Taking tangential acceleration into account is something that we don't currently do. We use the simpler version of the equation without tangential acceleration to drive our machine. This results in a slightly higher acceleration level during the transients, since the arm speed alone is generating the desired accelerations.

Thanks for the suggestion!

-Kerry

4. Jul 24, 2008

### uart

Yes I understand that you already have a speed control loop, what I'm suggesting is that you try implementing a G control loop outside of this. This is a common situation in control systems where the output of the "outer" control loop provides the input to the second (the inner) control loop. In this case the G-controller is the outer loop, and it's output (w*) provides the input (target speed) to the inner loop of the speed controller.

Anyway if you don't want to try this method then I suggest that you simply limit the slew-rate more for the negative speed ramp (that is, reduce the maximum deceleration).

5. Jul 24, 2008

### uart

BTW. I still don't really see what the problem is regarding choosing the correct root. You're just solving the following equation right?

$$\left( \frac{ \omega^2 R }{ g } \right)^2 = G_{act}^2 - \left( \frac{ \alpha R }{ g } \right)^2 - 1$$

So the solution can be expressed as two nested square-roots (the square-root of a square root) if I'm following correctly. So the choice of roots seems trivial to me, the root of the inner square-root should always be chosen as positive and the root of the outer square-root should always be chosen such that the sign of w remains unchanged. I don't see any real reason for ever changing the direction of rotation so that means just choosing the positive square-root in each case.

Anyway it's becasue I can't see any real problem with the current mathematical calculations that makes me think that the real problem is somewhere else. I believe that the real problem is the coupling of variables that is occuring between the calculated speed reference (w) and the tangential acceleration. My suggestions above are really aimed at addressing this issue.

6. Jul 24, 2008

### KLoux

I am solving that equation, but I need to know $$\alpha$$ and $$\omega$$ at the same instant in time. I need to make a substitution for either $$\alpha$$ in terms of $$\omega$$ or $$\omega$$ in terms of $$\alpha$$ to do this. This introduces quartic and cubic terms to the equation, thus making choosing the roots non-trivial.

I now see what you mean about the controller solution. I might consider this if it turns out that there is no closed form solution the this problem, but my belief is that there is a closed-form solution. Perhaps it was confusing to add the "act" and "cmd" subscripts to the equations in my OP, but all of these calculations are done without any feedback from the machine - I only meant to show how the equations were derived. Yes, I could add another loop to the controller, but I would like to consider this solution only as a last resort.

Thanks!

-Kerry

7. Jul 24, 2008

### jamesrc

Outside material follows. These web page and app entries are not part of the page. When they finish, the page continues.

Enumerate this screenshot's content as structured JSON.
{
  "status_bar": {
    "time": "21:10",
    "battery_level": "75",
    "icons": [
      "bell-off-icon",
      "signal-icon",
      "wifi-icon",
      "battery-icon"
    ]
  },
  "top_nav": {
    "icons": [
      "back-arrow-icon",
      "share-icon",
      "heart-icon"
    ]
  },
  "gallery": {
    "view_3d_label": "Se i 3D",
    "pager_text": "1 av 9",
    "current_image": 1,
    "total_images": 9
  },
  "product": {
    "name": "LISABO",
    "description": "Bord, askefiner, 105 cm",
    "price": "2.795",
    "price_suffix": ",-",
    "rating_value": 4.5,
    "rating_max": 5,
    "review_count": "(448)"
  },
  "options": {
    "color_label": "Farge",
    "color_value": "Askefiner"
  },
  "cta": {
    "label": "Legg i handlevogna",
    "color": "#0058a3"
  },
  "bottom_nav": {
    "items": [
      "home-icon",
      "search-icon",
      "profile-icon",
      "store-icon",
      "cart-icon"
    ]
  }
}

Maybe I just worked this out too quickly but, check my math here:

Assuming you're comfortable with approximating instantaneous acceleration with
$$\dot{\omega}=\frac{\omega - \omega_o}{\Delta t}$$

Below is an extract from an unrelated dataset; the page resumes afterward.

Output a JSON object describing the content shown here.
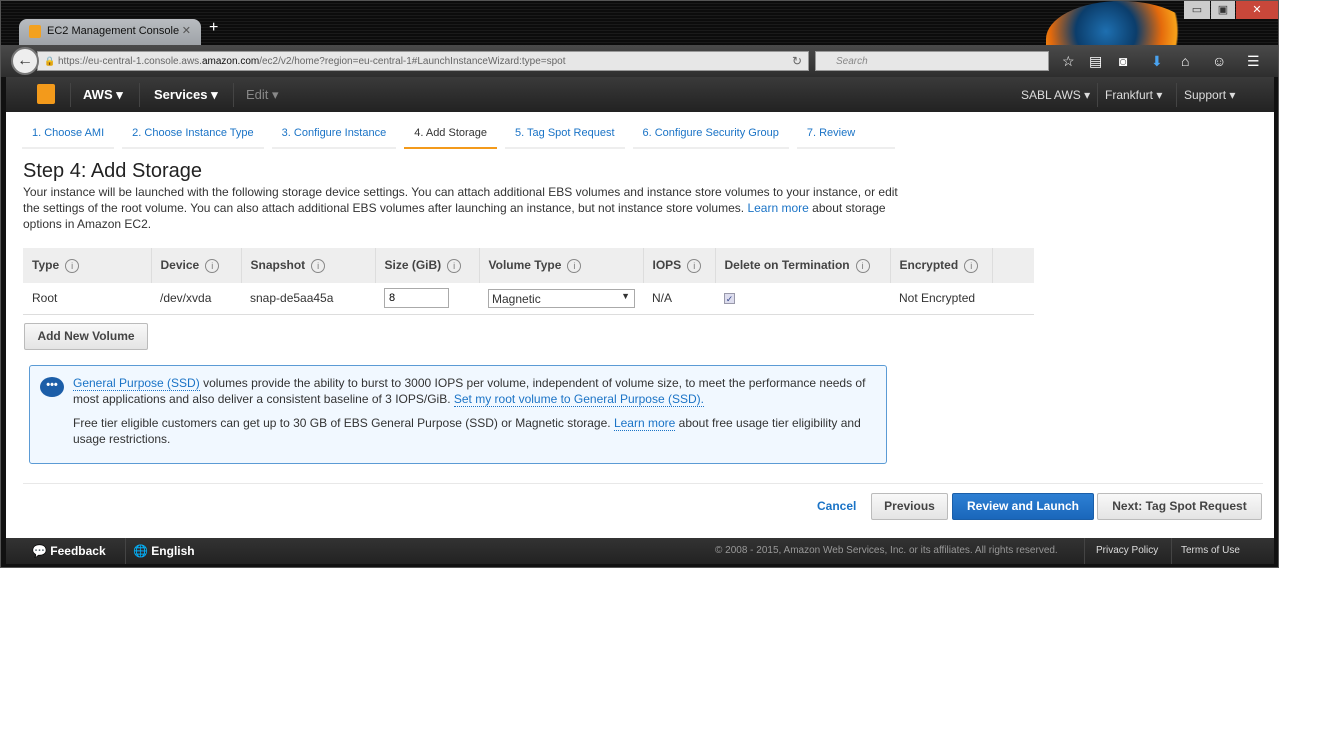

then:

$$G^2 = 1 + \left( \frac{\omega^2 R}{g}\right)^2 + \left( \frac{\dot{\omega R}}{g}\right)^2$$
$$\omega^2 + \dot{\omega} = \frac{g}{R}\sqrt{G^2-1}$$

The term on the RHS is just a number computed from your known command profile. (I'll call the RHS K from now on so I don't have to type so much.)

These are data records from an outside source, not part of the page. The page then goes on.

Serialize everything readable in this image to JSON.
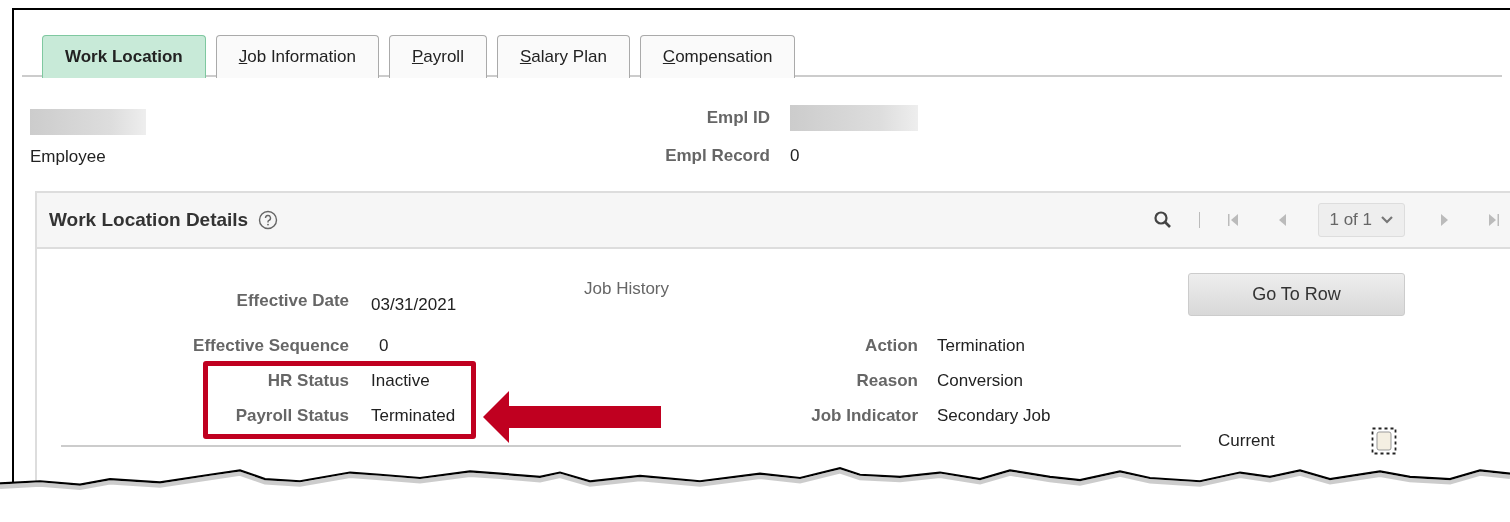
{
  "tabs": [
    {
      "label": "Work Location",
      "selected": true,
      "mnemonic": false
    },
    {
      "label": "Job Information",
      "selected": false,
      "mnemonic": true
    },
    {
      "label": "Payroll",
      "selected": false,
      "mnemonic": true
    },
    {
      "label": "Salary Plan",
      "selected": false,
      "mnemonic": true
    },
    {
      "label": "Compensation",
      "selected": false,
      "mnemonic": true
    }
  ],
  "header": {
    "employee_label": "Employee",
    "empl_id_label": "Empl ID",
    "empl_record_label": "Empl Record",
    "empl_record": "0"
  },
  "panel": {
    "title": "Work Location Details",
    "pager": "1 of 1",
    "job_history": "Job History",
    "go_to_row": "Go To Row",
    "left_fields": [
      {
        "label": "Effective Date",
        "value": "03/31/2021"
      },
      {
        "label": "Effective Sequence",
        "value": "0"
      },
      {
        "label": "HR Status",
        "value": "Inactive"
      },
      {
        "label": "Payroll Status",
        "value": "Terminated"
      }
    ],
    "right_fields": [
      {
        "label": "Action",
        "value": "Termination"
      },
      {
        "label": "Reason",
        "value": "Conversion"
      },
      {
        "label": "Job Indicator",
        "value": "Secondary Job"
      }
    ],
    "current": {
      "label": "Current",
      "checked": false
    }
  }
}
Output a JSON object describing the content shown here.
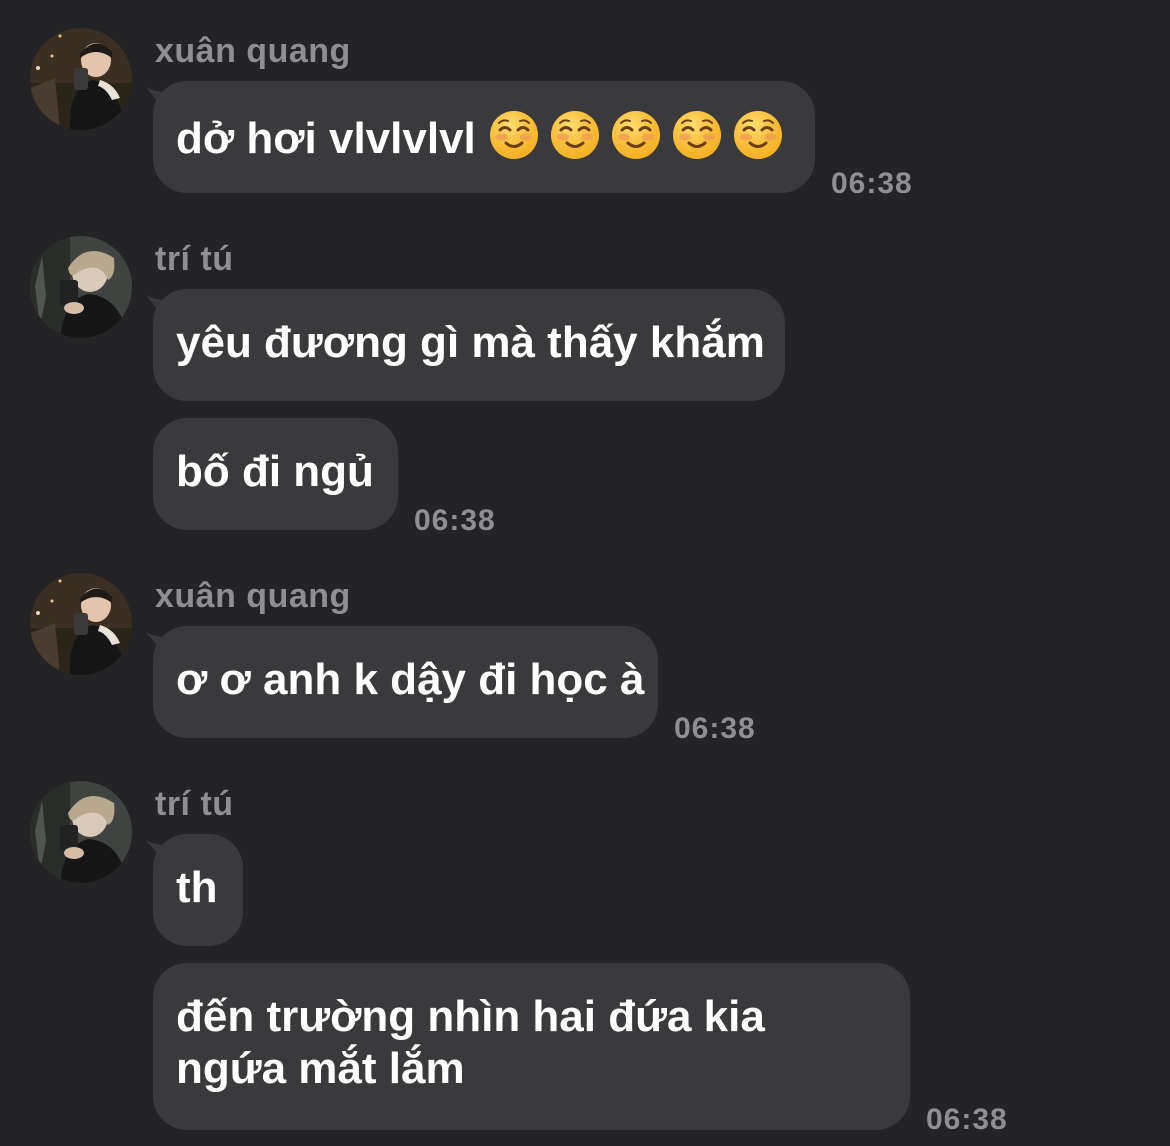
{
  "conversation": {
    "groups": [
      {
        "sender": "xuân quang",
        "avatar": "xuan-quang-avatar",
        "messages": [
          {
            "text": "dở hơi vlvlvlvl",
            "emoji": "smiling-face-emoji",
            "emoji_count": 5
          }
        ],
        "time": "06:38"
      },
      {
        "sender": "trí tú",
        "avatar": "tri-tu-avatar",
        "messages": [
          {
            "text": "yêu đương gì mà thấy khắm"
          },
          {
            "text": "bố đi ngủ"
          }
        ],
        "time": "06:38"
      },
      {
        "sender": "xuân quang",
        "avatar": "xuan-quang-avatar",
        "messages": [
          {
            "text": "ơ ơ anh k dậy đi học à"
          }
        ],
        "time": "06:38"
      },
      {
        "sender": "trí tú",
        "avatar": "tri-tu-avatar",
        "messages": [
          {
            "text": "th"
          },
          {
            "text": "đến trường nhìn hai đứa kia ngứa mắt lắm"
          }
        ],
        "time": "06:38"
      }
    ]
  },
  "colors": {
    "background": "#242426",
    "bubble": "#3a3a3c",
    "secondary_text": "#8e8e93",
    "text": "#ffffff"
  }
}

$$\omega^2 + \frac{1}{\Delta t}\omega - \left( \frac{\omega_o}{\Delta t} + K \right) = 0$$

which is just quadratic in speed and solvable (you know your sample rate and your using the last measurement of speed as omega_o). You should get two real roots, right? And you would always choose the positive root.

As you have discussed above, it may be a problem to use a speed controller to control G; hopefully your speed measurement is not too noisy and that approximation of acceleration works out.

8. Jul 24, 2008

### KLoux

Hmm, jamesrc, I think your algebra is wrong...

$$\sqrt{A^2 + B^2} \neq A^2 + B^2$$

I made the same approximation for acceleration. It is necessary to make an approximation (although, not necessarily that one) because we are using a digital control system and only know the acceleration instantaneously.